Records for this exercise:
──────────
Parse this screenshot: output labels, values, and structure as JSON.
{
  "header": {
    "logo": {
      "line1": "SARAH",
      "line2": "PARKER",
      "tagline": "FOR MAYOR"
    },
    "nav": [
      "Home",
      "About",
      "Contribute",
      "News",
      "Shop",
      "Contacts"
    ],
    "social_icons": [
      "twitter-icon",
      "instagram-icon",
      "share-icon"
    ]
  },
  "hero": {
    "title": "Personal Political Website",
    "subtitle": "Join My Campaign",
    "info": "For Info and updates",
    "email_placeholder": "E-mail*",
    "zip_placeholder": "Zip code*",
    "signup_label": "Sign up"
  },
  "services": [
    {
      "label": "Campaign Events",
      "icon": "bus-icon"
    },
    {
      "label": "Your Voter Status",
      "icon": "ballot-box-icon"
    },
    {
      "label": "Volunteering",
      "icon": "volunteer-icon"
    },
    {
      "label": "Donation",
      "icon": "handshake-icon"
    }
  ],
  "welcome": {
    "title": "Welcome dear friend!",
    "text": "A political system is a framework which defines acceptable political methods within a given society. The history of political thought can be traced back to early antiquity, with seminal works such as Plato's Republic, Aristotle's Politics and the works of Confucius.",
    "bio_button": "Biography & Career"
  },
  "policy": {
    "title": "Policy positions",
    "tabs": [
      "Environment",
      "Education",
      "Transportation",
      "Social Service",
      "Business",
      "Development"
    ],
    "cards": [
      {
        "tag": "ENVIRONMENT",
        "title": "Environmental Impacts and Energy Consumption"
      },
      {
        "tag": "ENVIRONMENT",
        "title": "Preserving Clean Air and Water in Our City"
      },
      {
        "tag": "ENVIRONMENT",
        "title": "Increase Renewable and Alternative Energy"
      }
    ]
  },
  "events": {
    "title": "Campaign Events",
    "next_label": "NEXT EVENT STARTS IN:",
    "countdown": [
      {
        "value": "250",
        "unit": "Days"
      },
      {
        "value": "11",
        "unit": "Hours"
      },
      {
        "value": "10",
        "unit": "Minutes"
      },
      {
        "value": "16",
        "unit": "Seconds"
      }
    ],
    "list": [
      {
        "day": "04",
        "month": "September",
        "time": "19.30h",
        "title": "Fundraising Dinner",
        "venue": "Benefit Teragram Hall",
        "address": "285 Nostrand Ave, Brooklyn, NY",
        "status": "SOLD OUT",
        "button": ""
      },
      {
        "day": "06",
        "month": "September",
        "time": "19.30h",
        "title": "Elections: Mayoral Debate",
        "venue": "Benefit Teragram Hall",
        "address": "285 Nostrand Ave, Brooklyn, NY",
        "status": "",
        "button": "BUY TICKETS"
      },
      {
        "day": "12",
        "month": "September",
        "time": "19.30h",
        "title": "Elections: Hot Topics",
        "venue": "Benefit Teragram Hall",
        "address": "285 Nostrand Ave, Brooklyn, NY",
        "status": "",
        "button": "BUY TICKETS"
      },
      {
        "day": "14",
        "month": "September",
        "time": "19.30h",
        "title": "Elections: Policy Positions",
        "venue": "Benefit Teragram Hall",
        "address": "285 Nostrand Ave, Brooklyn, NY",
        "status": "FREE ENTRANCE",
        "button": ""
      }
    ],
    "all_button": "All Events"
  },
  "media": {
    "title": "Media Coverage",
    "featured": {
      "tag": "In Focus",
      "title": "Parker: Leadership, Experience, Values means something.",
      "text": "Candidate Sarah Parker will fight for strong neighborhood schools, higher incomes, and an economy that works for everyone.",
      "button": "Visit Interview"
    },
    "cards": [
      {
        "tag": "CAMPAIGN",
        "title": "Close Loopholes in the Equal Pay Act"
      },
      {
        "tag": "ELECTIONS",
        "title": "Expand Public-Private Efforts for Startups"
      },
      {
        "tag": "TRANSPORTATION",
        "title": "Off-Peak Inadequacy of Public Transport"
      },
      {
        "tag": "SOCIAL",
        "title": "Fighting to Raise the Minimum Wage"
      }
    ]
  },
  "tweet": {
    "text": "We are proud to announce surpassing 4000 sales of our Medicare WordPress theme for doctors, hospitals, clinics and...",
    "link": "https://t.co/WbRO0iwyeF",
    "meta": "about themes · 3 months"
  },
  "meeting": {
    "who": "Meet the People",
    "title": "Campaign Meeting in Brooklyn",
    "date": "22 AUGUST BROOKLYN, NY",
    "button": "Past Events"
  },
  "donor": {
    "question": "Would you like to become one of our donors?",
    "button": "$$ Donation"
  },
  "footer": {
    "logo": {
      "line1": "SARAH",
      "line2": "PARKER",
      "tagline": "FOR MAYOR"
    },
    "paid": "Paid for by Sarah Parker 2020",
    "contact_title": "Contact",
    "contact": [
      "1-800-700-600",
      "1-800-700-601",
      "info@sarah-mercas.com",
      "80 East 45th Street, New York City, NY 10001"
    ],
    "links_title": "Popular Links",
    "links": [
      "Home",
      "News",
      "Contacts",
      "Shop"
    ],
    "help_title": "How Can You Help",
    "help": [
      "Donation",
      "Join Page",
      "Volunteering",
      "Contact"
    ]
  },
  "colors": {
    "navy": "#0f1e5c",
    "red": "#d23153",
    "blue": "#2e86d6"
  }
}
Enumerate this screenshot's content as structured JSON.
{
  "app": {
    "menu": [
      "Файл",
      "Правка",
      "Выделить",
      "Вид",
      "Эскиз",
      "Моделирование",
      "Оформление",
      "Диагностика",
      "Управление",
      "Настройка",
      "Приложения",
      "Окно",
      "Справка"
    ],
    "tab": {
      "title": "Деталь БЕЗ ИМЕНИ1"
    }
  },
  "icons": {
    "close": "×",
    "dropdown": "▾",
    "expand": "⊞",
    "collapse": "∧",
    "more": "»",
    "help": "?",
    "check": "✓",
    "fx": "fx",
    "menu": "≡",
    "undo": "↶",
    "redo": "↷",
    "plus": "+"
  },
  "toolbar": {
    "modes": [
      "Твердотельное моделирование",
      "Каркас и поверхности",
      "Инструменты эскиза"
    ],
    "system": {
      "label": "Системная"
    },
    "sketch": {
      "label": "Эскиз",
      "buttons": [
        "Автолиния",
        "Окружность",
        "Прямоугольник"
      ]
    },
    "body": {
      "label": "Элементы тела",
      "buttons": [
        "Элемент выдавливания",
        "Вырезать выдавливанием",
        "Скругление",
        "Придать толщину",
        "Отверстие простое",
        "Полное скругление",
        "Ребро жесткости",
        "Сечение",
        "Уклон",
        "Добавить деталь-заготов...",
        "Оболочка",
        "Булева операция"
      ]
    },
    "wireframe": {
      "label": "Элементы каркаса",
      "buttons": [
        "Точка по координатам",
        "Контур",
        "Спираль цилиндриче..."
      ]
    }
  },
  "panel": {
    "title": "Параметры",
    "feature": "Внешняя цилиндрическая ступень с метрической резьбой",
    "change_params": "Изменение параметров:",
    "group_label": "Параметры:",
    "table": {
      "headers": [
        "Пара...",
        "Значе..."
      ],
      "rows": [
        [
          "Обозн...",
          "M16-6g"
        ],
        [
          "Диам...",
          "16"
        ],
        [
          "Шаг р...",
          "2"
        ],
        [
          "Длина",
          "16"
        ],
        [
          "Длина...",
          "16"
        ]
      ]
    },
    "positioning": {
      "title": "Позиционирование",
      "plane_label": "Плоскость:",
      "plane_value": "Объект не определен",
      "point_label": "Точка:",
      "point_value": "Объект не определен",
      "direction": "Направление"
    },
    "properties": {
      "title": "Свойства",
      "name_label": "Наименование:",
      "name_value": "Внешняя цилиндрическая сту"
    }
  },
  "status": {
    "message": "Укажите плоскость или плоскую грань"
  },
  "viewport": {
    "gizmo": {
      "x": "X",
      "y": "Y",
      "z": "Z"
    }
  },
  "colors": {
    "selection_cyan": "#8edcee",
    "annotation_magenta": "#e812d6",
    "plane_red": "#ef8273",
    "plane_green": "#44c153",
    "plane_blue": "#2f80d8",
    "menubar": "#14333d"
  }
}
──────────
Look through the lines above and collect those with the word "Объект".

      "plane_value": "Объект не определен",
      "point_value": "Объект не определен",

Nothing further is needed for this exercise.